Nor would the direct evidence of asbestosis itself support a
finding that the colon cancer was caused by asbestos exposure.
As Markowitz himself testified in his original affidavit, there
is simply no causal connection between a disease such as
asbestosis and colon cancer. Of course, given the assumption
— conceded by OCF for purposes of its summary judgment motion
only, see 758 F. Supp. at 200 & n. 2 — that asbestos exposure
does increase the likelihood of contracting colon cancer, and
the assumption that asbestosis is also caused by asbestos
exposure, there will necessarily be a positive correlation
between the incidence of the two diseases, but this statistical
observation does not satisfy the requirement for direct
evidence of biological causation.
b. Maiorana has presented no new epidemiological data.
As for the second alternative, epidemiological data combined
with evidence that the results would be applicable to Mr.
Maiorana, Maiorana originally failed on both counts: she failed
to present either epidemiological data which clearly indicated
a relative risk of 2.0, 758 F. Supp. at 203, or evidence that

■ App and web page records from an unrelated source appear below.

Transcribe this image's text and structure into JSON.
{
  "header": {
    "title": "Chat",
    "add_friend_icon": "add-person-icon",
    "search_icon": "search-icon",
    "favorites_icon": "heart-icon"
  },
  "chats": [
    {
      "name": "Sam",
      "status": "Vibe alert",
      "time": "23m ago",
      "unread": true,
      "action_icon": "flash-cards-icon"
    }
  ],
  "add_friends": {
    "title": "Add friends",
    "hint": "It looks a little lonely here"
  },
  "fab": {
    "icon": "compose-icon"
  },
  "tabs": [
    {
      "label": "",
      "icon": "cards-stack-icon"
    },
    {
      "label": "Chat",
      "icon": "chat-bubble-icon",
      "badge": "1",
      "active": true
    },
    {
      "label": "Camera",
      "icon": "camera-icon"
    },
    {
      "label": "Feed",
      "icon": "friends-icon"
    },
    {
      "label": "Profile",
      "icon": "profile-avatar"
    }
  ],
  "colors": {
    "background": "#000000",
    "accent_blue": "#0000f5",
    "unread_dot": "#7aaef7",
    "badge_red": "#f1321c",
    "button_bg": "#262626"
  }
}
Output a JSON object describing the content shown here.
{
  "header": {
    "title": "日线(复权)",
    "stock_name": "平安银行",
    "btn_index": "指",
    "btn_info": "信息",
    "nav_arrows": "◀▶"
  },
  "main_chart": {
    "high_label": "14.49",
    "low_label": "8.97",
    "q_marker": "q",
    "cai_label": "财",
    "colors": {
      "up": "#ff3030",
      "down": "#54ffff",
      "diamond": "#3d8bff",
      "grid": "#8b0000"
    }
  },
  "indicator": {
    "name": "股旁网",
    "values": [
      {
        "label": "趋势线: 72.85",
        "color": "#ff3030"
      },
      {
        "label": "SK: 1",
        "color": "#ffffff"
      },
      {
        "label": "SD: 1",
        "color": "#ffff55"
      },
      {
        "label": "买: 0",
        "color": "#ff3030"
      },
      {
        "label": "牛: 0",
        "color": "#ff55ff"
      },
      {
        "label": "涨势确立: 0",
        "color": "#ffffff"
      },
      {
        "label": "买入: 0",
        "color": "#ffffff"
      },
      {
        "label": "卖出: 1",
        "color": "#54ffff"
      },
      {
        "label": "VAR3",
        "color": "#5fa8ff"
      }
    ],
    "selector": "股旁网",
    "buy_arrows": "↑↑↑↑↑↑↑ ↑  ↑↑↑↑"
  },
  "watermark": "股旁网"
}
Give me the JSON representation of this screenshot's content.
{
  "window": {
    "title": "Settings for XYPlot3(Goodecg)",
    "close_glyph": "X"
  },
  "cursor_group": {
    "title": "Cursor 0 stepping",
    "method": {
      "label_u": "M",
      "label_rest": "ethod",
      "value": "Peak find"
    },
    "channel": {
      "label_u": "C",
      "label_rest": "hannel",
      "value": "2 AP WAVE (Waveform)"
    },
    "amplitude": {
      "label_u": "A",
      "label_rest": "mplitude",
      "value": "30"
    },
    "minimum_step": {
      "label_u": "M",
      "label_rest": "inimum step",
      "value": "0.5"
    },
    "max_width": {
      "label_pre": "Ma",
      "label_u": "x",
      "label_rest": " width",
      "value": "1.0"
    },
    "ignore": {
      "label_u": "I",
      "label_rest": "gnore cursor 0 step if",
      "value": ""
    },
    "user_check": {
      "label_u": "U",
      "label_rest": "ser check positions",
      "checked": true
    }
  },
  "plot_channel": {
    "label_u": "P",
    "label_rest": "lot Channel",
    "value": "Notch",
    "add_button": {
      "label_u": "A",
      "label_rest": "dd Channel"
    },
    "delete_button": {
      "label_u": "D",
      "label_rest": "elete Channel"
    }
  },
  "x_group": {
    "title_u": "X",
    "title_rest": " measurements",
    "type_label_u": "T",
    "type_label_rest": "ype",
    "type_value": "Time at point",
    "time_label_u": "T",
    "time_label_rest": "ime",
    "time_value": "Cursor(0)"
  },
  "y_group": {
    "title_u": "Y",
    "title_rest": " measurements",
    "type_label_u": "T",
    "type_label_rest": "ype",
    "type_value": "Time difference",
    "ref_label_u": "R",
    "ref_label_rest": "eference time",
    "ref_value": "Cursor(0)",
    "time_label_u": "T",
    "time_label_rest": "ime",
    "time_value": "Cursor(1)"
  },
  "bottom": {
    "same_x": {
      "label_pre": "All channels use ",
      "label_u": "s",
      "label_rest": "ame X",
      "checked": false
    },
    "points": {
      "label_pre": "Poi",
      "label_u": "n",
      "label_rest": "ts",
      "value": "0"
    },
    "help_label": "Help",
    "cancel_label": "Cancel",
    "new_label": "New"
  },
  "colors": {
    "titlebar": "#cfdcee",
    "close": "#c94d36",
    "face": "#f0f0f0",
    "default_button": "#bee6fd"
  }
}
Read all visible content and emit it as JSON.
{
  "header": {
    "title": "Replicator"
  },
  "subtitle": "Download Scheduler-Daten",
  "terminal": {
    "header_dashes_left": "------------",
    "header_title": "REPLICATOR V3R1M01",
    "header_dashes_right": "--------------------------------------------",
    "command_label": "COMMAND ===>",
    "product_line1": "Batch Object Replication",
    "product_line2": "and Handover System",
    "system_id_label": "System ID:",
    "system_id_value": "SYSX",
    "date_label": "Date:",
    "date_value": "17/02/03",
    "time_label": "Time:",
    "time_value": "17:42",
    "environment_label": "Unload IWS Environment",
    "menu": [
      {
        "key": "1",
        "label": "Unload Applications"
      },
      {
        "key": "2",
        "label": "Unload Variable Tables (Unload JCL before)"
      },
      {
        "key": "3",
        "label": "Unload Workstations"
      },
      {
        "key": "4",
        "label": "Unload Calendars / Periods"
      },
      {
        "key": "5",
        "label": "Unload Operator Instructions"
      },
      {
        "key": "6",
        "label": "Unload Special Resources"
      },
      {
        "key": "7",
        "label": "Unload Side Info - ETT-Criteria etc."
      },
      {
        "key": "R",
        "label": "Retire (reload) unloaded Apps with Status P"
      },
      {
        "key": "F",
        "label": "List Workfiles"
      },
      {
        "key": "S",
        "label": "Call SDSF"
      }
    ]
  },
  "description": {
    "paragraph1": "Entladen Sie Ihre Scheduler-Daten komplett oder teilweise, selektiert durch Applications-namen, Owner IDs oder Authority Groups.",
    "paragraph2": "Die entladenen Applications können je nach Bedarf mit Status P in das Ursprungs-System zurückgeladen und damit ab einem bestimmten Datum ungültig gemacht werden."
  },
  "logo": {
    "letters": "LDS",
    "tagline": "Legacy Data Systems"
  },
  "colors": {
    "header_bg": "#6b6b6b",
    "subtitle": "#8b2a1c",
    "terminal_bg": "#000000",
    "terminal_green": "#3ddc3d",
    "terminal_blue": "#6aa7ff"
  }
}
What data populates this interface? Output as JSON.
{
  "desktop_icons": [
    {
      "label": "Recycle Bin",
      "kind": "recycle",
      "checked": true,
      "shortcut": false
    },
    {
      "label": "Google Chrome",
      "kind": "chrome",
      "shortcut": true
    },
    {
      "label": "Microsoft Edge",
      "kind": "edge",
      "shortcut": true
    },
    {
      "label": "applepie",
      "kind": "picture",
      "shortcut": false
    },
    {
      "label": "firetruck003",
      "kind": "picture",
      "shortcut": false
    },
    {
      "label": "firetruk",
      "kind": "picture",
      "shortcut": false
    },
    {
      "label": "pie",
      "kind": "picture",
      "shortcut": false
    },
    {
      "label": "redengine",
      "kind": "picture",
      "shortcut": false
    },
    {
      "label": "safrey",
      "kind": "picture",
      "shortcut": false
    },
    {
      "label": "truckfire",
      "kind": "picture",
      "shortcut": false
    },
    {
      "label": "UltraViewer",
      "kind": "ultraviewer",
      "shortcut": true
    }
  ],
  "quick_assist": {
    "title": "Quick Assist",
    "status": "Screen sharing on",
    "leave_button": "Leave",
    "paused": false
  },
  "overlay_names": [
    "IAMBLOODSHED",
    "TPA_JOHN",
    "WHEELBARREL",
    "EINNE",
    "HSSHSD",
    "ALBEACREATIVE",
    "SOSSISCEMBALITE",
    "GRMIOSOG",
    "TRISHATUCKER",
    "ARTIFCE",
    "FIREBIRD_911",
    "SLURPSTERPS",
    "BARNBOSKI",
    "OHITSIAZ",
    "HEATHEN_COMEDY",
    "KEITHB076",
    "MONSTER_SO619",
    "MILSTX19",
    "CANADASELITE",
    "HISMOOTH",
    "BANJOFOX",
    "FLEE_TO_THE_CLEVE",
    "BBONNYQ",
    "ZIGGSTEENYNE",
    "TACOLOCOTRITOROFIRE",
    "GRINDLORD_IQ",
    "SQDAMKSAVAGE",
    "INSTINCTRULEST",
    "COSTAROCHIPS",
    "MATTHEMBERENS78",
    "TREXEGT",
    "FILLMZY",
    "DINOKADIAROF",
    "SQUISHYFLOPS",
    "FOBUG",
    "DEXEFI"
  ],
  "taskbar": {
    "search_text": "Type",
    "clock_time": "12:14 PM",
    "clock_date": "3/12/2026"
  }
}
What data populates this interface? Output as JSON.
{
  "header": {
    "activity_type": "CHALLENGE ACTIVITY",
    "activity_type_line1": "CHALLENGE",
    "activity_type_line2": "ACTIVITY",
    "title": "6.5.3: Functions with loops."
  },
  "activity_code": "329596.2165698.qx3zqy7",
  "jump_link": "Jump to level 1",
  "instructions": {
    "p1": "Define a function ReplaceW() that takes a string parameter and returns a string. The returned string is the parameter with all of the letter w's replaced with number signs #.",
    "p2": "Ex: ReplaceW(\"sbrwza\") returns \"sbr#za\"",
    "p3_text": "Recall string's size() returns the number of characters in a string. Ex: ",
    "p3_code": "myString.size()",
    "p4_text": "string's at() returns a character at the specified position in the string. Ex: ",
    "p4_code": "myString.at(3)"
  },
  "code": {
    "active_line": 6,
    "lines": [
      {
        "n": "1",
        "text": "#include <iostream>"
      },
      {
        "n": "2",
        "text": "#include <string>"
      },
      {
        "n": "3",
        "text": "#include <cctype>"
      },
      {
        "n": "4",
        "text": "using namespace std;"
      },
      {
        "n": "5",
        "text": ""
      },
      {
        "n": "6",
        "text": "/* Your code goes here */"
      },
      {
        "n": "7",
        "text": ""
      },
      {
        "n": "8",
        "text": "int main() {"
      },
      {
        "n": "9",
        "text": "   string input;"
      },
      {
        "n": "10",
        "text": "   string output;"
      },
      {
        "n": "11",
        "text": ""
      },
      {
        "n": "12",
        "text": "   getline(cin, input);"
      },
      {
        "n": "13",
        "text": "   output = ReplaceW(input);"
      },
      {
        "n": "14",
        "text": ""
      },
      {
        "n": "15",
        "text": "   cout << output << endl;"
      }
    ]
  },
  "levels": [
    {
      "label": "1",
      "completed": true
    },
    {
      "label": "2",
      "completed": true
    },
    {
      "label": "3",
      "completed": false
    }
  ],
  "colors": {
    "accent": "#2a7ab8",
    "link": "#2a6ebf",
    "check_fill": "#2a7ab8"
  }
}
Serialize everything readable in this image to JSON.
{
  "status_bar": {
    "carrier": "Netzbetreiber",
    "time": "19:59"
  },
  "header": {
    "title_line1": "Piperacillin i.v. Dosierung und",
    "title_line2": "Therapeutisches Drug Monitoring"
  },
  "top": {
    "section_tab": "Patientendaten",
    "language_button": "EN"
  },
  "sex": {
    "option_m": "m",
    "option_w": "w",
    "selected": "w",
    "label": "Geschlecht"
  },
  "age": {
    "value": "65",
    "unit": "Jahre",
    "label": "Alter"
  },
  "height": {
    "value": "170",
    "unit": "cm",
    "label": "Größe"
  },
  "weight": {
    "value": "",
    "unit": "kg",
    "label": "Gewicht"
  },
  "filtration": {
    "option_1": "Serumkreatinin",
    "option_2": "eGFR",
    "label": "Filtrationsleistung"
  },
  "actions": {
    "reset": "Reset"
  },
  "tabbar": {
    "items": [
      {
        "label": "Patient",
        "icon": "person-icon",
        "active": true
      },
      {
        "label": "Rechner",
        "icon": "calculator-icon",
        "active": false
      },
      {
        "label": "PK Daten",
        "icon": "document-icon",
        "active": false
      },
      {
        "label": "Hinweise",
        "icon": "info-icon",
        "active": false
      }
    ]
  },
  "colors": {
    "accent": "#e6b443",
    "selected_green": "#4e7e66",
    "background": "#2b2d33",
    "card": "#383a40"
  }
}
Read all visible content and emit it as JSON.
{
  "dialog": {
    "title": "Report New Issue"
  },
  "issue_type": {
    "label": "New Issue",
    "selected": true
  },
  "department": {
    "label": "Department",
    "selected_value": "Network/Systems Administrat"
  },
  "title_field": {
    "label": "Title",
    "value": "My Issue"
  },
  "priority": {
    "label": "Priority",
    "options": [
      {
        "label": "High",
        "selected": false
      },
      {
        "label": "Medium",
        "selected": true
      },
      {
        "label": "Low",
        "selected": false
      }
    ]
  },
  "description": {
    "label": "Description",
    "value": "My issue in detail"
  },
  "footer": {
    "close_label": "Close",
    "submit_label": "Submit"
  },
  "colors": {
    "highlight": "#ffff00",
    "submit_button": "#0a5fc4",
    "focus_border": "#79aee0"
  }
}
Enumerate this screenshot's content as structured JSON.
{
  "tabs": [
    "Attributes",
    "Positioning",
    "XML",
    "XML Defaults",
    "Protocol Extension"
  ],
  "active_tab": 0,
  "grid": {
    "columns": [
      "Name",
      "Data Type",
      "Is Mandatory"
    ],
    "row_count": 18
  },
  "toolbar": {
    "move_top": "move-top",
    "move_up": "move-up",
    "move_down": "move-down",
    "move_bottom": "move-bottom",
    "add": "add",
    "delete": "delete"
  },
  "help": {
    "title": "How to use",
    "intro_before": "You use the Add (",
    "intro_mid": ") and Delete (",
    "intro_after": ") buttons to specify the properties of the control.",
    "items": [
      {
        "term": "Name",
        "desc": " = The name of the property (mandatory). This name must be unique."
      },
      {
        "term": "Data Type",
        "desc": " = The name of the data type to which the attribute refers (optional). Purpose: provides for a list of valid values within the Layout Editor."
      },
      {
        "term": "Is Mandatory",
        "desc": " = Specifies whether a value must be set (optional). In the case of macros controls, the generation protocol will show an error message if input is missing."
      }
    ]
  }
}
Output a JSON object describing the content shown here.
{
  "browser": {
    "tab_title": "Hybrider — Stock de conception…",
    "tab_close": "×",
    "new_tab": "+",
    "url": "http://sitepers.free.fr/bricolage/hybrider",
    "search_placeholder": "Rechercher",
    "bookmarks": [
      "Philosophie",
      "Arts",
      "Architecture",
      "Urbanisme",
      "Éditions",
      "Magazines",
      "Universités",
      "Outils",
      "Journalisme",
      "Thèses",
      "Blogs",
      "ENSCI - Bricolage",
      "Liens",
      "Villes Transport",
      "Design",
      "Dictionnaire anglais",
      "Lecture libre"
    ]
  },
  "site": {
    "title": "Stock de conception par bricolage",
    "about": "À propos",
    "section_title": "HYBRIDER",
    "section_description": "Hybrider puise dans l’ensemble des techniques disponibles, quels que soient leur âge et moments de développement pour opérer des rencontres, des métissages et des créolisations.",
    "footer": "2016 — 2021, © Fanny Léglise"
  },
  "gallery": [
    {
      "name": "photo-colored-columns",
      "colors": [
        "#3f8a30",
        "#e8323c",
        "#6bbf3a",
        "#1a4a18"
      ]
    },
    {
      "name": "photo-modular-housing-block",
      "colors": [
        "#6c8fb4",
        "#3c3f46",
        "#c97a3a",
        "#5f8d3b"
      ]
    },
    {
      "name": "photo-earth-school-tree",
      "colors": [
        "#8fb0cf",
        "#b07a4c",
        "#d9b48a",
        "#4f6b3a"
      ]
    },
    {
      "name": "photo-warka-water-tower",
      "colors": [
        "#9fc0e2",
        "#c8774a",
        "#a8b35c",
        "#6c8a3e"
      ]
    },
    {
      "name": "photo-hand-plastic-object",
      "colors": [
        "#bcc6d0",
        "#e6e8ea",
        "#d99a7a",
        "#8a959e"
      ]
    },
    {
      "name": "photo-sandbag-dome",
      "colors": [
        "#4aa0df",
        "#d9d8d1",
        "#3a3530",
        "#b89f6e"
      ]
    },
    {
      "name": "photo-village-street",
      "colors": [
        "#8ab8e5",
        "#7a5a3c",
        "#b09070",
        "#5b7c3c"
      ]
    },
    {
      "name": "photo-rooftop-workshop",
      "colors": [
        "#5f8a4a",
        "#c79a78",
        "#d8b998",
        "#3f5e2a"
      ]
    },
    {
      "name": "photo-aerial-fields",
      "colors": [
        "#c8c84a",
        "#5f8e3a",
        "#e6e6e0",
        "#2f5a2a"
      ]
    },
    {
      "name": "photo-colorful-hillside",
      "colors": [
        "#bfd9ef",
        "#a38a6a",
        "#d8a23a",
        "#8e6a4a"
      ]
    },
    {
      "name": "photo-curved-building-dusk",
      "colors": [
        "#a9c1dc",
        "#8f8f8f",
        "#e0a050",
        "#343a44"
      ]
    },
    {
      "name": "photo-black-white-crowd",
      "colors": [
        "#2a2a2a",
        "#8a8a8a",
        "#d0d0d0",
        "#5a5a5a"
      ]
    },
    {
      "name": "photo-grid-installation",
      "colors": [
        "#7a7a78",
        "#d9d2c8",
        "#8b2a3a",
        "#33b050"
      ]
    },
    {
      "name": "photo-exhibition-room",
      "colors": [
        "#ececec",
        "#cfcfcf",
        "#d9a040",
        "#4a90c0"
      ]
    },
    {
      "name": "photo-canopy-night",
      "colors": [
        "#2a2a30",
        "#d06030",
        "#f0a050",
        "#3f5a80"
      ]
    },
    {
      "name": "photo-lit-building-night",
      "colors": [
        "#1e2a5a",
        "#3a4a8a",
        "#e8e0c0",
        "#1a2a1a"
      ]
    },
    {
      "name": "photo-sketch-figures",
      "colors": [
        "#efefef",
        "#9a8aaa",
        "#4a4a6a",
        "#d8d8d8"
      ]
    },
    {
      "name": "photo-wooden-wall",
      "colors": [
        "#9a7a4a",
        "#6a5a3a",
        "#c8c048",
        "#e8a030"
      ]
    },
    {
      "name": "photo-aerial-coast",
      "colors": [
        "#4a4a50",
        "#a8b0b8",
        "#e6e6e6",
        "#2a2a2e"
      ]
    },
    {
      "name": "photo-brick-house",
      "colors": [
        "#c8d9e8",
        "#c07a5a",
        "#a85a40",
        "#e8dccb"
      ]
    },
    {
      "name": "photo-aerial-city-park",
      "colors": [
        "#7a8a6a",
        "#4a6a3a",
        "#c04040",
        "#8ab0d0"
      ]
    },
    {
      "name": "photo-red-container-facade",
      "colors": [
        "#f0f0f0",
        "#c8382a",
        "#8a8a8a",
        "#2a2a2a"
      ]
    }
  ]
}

her husband had ever been exposed to asbestos in a degree which
might qualify him as a member of any exposed cohort for any
epidemiological study. Id. at 204-05. Indeed, as the February
Opinion explained, Maiorana had presented no evidence that her
husband's exposure to asbestos was great enough to have had any
adverse effect on his health. Id.
If the Supplemental Report were treated as newly discovered
evidence, it would be sufficient to create a genuine issue of
fact only as to this latter point: assuming that Markowitz's
diagnosis of Mr. Maiorana's parenchymal asbestosis is
correct,*fn3 it seems reasonable to conclude that Mr.
Mairoana's asbestos exposure was sufficient to affect his
However, in order to carry her burden of proving that her
husband's colon cancer was more probably than not caused by
asbestos exposure, Maiorana would also need to show that a
person with parenchymal asbestosis had a relative risk of at
least 2.0 for colon cancer. Because she has presented no
studies which indicate any statistical correlation between the
incidence of parenchymal asbestosis and colon cancer, let alone
one which shows that a person with asbestosis of the degree
found by Markowitz would have a relative risk of more than 2.0
for colon cancer, Maiorana has not established any basis for
overturning the prior decision.
Because Maiorana has failed to establish that the
Supplemental Report constitutes "newly discovered evidence
which by due diligence could not have been discovered" prior to
the grant of summary judgment in OCF's favor, and because the
evidence presented in the Supplemental Report itself would not
justify overturning the prior decision,
Maiorana's motion for reconsideration under Rule 60(b)(2) is
It is so ordered.